- 1 FATCA Singapore & International Foreign Asset Reporting
- 2 Foreign Financial Institution (FFI) Requirements
- 3 FATCA Singapore U.S. Taxpayer Reporting
- 4 Taxpayer Non-Compliance with FATCA Singapore
- 5 What is CRS?
- 6 Failed to Report Foreign Accounts, Assets or Income to IRS?
- 7 Can I Just Start Filing FBAR & FATCA This Year Instead?
- 8 Our FBAR Lawyers Represent Clients Worldwide
FATCA Singapore & International Foreign Asset Reporting

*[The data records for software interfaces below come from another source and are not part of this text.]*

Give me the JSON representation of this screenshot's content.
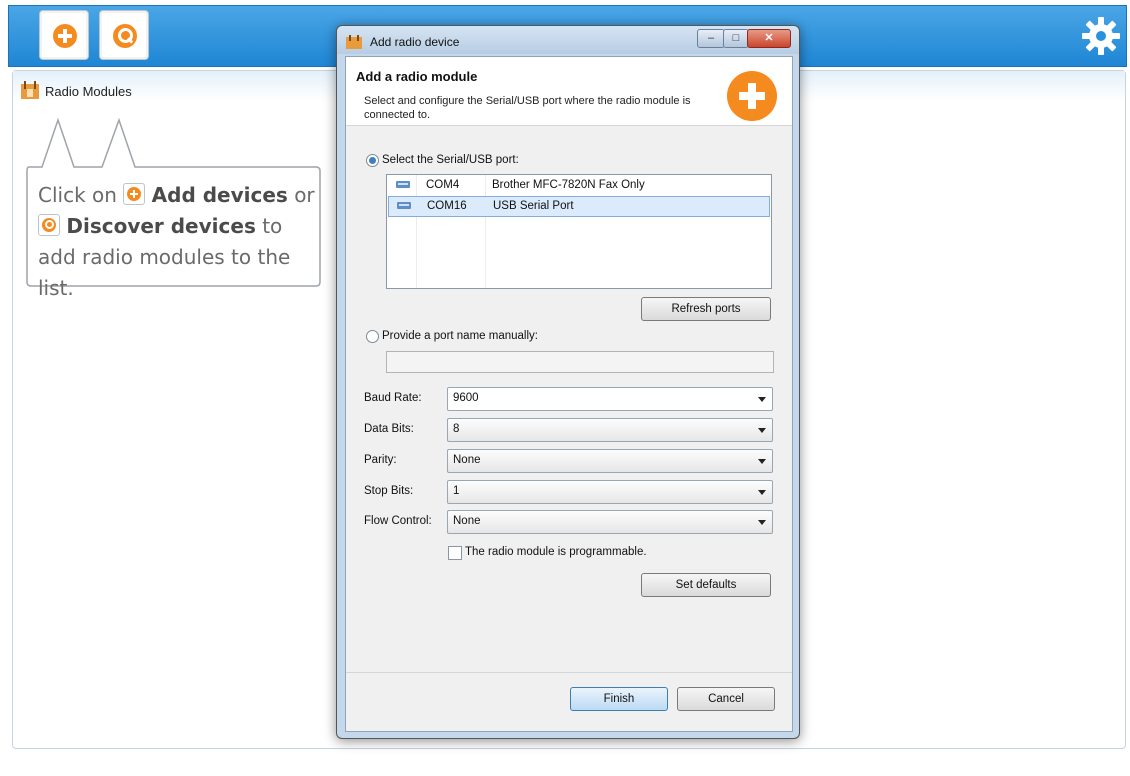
{
  "app": {
    "toolbar": {
      "add_tooltip": "",
      "colors": {
        "bar": "#2a92dc",
        "accent": "#f58a1f"
      },
      "icons": [
        "add-circle-icon",
        "discover-search-icon",
        "settings-gear-icon"
      ]
    },
    "panel": {
      "title": "Radio Modules",
      "hint": {
        "p1": "Click on",
        "add": "Add devices",
        "p2": "or",
        "discover": "Discover devices",
        "p3": "to add radio modules to the list."
      }
    }
  },
  "dialog": {
    "window_title": "Add radio device",
    "header_title": "Add a radio module",
    "header_desc": "Select and configure the Serial/USB port where the radio module is connected to.",
    "select_port_label": "Select the Serial/USB port:",
    "ports": [
      {
        "com": "COM4",
        "desc": "Brother MFC-7820N Fax Only",
        "selected": false
      },
      {
        "com": "COM16",
        "desc": "USB Serial Port",
        "selected": true
      }
    ],
    "refresh_label": "Refresh ports",
    "manual_label": "Provide a port name manually:",
    "manual_value": "",
    "fields": {
      "baud_rate": {
        "label": "Baud Rate:",
        "value": "9600"
      },
      "data_bits": {
        "label": "Data Bits:",
        "value": "8"
      },
      "parity": {
        "label": "Parity:",
        "value": "None"
      },
      "stop_bits": {
        "label": "Stop Bits:",
        "value": "1"
      },
      "flow_control": {
        "label": "Flow Control:",
        "value": "None"
      }
    },
    "programmable_label": "The radio module is programmable.",
    "programmable_checked": false,
    "set_defaults_label": "Set defaults",
    "finish_label": "Finish",
    "cancel_label": "Cancel"
  }
}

In 2014/2015 the United States in Singapore negotiated and entered into a FATCA agreement (In January 2021 there’s a new version of the agreement that superseded the prior version.) FATCA is the Foreign Account Tax Compliance Act. The purpose of the act is to ensure that tax pair is in both countries are actively reporting accounts, assets, investments in income to the government. The FATCA reporting requirements ensure that, for example a U.S. person with foreign accounts in Singapore is properly reporting their foreign accounts to the U.S. government with the IRS tax return. The overall goal of FATCA Singapore is to minimize and eliminate offshore tax evasion between the two countries. We will summarize the basics of the FATCA Singapore Reporting Agreement
Foreign Financial Institution (FFI) Requirements
Foreign Financial Institutions or FFIs are required to report U.S. account holder information to the U.S. government, and vice-versa.
For example, if Michael is a U.S. Legal Permanent Resident and has an account at DBS, then DBS is required to report the account holder information, balances, and other information to the IRS.
FATCA Singapore U.S. Taxpayer Reporting
When a Taxpayer meets the FATCA Singapore threshold requirement for FATCA, they are required to report the institution, balance and income information on Form 8938.
In addition, to the FATCA 8938 Form, Taxpayers may have other reporting requirements as well, including:
- FBAR (FinCEN Form 114)
- Form 3520
- Form 3520-A
- Form 5471
- Form 8621
- Form 8865
Taxpayer Non-Compliance with FATCA Singapore
The failure to comply with FATCA Singapore reporting and other offshore filing requirements may result in Form 8938 penalties, along with other offshore penalties.
These penalties may be avoided and/or abated with voluntary disclosure or reasonable cause.
What is CRS?
CRS is the Common Reporting Standard. It is similar to FATCA, and sometimes referred to as GATCA (Global Account Tax Compliance Act). The CRS requirements are similar to FATCA, but the U.S. is not a part of CRS.
When a taxpayer receives a FATCA Letter, it is sometimes titled a FATCA CRS Letter.
Failed to Report Foreign Accounts, Assets or Income to IRS?
The IRS developed various Amnesty Programs, which are programs developed by the Internal Revenue Service to assist Taxpayers who are already out of compliance for non-reporting.
Some of the more common programs, include:
- Voluntary Disclosure Program (VDP or “New” OVDP)
- Streamlined Domestic Offshore Procedures
- Streamlined Foreign Offshore Procedures
- Delinquency Procedures
- Reasonable Cause
Can I Just Start Filing FBAR & FATCA This Year Instead?
No, unless the current year is the first-year you had a Reporting requirement. Otherwise, if you had a prior year reporting requirement, but only begin to start filing in the current year (Filing Forward) it is illegal. In the world of offshore disclosure, this is referred to as a Quiet Disclosure.
The IRS has warned taxpayers that if they get caught in a Quiet Disclosure situation, it may lead to willful penalties and even a criminal investigation by the IRS Special Agents.
Our FBAR Lawyers Represent Clients Worldwide
Our FBAR Lawyer team specializes exclusively in international tax, and specifically IRS offshore disclosure.
Contact our firm today for assistance.